A lot of these discussions go wrong when people take what they think they were taught in undergraduate microeconomics and start assuming that's what mainstream economics is. Things are always simplified. The problems you spend a lot of time on as an undergraduate are very different from the problems you spend time on as a graduate student, and it's the latter that's somewhat closer to what economists actually spend time on. Undergraduates spend very little time on working with ordinal preference relations. Graduate students do. They work a lot with that because it's the underpinning of all the subsequent functional relations that we work with.
Critics need to stop and take a second to consider that maybe undergraduate economics doesn't spend much time articulating the step from ordinal preference relations to cardinal utility functions because that step - while necessary - is not important to get the fundamental insights of economics. If instructional time is scarce - and it is, because many don't continue on in economics - you disseminate more knowledge by expecting your students to trust you on the step between ordinal preference and cardinal utility. With scarce instructional time you are also probably better off finessing the difference between a utility function that is useful for theoretical applications and a preference relation that is what is actually motivating human action.
Anyway - trust me - this is not some incredible insight of the internet Austrians. We know this. We spend a considerable amount of time on it.
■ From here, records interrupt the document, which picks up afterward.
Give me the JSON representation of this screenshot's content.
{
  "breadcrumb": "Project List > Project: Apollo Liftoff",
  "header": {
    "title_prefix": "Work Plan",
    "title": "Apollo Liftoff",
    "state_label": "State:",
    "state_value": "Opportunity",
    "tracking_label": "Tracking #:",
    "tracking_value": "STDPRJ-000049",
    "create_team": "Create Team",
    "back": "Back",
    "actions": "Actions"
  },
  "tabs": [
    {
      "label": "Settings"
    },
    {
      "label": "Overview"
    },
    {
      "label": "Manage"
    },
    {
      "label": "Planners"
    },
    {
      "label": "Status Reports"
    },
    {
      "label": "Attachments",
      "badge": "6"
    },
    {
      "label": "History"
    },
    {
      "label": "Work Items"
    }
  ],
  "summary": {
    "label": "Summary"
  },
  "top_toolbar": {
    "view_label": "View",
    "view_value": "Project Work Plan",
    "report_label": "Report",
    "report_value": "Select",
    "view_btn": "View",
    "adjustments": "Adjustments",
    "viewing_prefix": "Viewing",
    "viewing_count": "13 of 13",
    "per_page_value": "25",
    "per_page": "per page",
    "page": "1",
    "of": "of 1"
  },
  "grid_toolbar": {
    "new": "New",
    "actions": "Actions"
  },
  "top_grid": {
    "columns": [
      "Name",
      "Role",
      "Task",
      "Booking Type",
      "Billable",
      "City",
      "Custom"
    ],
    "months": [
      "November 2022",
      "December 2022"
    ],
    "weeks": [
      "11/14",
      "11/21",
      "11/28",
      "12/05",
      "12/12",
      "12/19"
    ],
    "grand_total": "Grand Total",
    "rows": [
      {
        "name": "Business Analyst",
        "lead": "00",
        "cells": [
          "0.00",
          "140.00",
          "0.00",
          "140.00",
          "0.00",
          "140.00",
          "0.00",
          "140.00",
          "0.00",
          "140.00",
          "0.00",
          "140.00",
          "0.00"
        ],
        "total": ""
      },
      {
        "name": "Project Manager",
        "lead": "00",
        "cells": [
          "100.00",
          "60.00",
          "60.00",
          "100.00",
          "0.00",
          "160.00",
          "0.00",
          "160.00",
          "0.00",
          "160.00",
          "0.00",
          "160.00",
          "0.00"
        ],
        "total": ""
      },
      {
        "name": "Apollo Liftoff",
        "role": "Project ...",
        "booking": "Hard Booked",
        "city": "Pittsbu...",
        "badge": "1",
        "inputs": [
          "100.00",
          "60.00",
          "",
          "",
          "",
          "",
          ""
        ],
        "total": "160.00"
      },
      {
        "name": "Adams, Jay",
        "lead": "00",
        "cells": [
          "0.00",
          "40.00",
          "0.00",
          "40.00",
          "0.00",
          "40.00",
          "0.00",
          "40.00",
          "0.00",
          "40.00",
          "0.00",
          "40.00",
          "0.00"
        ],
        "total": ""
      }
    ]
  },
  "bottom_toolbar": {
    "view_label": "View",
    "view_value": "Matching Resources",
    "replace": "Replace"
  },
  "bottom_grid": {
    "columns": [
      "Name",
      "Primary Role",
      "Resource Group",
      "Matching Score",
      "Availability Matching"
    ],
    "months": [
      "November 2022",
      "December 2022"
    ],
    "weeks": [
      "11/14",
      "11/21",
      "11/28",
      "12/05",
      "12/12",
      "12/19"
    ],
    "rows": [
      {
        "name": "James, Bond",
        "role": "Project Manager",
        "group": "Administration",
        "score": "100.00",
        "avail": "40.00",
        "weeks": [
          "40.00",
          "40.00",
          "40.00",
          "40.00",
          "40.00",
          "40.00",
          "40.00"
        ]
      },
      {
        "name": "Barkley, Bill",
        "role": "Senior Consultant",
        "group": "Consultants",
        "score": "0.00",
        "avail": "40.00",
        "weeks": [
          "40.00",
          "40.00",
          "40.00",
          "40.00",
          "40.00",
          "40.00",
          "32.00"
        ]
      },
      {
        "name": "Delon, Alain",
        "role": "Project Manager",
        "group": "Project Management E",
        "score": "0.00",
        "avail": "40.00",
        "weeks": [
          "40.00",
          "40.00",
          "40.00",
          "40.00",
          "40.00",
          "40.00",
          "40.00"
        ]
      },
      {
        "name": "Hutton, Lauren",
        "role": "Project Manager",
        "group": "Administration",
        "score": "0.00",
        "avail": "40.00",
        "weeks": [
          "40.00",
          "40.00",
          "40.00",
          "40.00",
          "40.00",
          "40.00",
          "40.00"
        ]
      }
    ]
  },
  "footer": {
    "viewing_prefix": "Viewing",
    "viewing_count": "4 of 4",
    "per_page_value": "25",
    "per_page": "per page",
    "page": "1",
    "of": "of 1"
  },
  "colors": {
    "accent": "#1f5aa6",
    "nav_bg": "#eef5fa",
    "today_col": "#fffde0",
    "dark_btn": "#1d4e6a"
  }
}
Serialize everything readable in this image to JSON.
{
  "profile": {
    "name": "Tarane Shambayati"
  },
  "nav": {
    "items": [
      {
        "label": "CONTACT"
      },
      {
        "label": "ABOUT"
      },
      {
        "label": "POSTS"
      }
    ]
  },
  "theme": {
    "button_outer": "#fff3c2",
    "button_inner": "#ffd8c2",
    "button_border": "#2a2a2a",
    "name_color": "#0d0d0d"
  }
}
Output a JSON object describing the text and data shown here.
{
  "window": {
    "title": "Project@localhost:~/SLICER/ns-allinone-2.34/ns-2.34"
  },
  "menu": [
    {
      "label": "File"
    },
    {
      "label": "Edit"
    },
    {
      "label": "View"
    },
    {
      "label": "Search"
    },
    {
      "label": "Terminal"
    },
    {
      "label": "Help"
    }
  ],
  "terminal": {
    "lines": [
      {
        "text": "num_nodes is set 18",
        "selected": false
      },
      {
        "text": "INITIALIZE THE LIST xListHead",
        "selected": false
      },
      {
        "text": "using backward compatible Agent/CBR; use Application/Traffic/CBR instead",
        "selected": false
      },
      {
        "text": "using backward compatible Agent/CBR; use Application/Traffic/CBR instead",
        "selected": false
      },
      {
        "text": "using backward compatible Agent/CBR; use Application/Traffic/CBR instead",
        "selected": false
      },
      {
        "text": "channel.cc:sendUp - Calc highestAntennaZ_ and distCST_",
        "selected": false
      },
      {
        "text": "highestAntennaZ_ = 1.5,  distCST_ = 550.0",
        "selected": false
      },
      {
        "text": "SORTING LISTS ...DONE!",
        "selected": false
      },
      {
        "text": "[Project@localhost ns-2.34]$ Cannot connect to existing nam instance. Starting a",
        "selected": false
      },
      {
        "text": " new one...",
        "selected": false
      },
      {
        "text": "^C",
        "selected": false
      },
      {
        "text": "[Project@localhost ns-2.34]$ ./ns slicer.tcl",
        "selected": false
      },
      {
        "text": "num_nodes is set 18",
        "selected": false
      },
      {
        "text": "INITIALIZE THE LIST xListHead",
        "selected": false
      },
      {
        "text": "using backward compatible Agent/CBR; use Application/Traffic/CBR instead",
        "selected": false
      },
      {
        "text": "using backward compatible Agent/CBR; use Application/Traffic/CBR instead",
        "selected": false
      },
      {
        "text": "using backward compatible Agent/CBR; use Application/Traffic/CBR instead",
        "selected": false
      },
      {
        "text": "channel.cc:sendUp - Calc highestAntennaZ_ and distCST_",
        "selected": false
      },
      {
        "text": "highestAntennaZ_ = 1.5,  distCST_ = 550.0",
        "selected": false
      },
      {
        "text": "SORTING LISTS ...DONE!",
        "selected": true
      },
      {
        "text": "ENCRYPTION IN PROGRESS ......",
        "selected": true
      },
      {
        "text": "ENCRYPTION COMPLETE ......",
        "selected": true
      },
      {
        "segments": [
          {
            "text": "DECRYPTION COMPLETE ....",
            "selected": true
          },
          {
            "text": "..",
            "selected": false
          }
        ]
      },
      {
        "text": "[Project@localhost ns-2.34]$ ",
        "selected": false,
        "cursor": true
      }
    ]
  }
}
...and if you all are mean to me in the comment section my next post will be a proof of Walker's Theorem.